Almost a year and a half after promising to detail a “stunning number of donors” who sought favors and didn’t get them, Mayor de Blasio published an op-ed containing only two new examples.
The op-ed — which does not name a single contributor, not even two he references who have since been arrested in a police corruption case — was published on the website Medium on the Friday ahead of the long Labor Day Weekend.
In it, de Blasio writes that in each case, including highly publicized instances of donors Jona Rechnitz and Jeremy Reichberg asking for favors before they were swept up in a massive NYPD corruption scandal, the city government “did our job.”
“We heard the complaints of people who believed they were being treated unfairly. Sometimes those people are my political supporters,” de Blasio wrote. “Sometimes they are not. Sometimes they were right and often they were wrong. What’s important is that in each instance my administration made decisions based on the facts, not who they were.”READ MORE
The de Blasio administration is bungling the Superstorm Sandy recovery effort — with a quarter of applicants’ homes in the Build It Back program still incomplete after five years, GOP mayoral candidate Nicole Malliotakis charged Thursday.
Malliotakis acknowledged that de Blasio inherited a bad program from his predecessor, but said that doesn’t excuse the mismanagement.
“I certainly don’t give any pass to the previous administration.
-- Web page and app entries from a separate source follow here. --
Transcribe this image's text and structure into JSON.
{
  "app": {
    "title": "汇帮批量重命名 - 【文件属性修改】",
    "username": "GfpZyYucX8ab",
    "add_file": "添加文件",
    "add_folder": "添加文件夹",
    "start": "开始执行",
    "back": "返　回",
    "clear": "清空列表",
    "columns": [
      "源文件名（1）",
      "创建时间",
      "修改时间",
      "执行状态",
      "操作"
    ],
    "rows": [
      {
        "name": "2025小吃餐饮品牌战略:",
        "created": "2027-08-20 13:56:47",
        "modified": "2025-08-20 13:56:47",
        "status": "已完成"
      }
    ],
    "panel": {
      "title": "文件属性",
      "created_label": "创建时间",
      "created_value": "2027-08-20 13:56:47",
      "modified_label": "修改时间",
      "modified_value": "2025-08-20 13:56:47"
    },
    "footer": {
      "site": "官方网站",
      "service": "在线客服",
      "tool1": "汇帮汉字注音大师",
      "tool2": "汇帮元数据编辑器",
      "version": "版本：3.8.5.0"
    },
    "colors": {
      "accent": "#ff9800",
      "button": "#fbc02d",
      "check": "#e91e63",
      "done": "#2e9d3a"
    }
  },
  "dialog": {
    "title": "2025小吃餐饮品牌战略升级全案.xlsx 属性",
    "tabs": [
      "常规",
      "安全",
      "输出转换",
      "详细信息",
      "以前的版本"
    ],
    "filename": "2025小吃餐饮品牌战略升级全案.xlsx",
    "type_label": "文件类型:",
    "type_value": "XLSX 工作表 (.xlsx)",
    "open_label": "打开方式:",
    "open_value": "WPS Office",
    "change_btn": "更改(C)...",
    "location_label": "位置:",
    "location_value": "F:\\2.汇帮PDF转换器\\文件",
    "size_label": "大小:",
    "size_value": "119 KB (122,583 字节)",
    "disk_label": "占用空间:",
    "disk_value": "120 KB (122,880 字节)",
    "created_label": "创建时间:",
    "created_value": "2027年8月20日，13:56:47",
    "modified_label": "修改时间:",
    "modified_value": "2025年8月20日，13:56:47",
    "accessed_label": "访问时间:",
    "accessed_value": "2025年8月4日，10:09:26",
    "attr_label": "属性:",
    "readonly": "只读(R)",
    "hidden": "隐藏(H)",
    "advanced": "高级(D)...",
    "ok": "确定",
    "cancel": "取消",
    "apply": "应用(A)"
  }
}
But when a new administration comes in, their job is to look over what they’ve inherited and make changes, make improvements, streamline the process,” Malliotakis said in Gerritsen Beach, Brooklyn, an area that was hit hard by Sandy in October 2012.
She highlighted a Staten Island home valued at $225,000 that the city spent $773,000 to repair.
Her campaign cited figures from a June 13 City Hall press release stating that of 5,174 homes that required construction work under Build It Back, 74 percent had been completed.READ MORE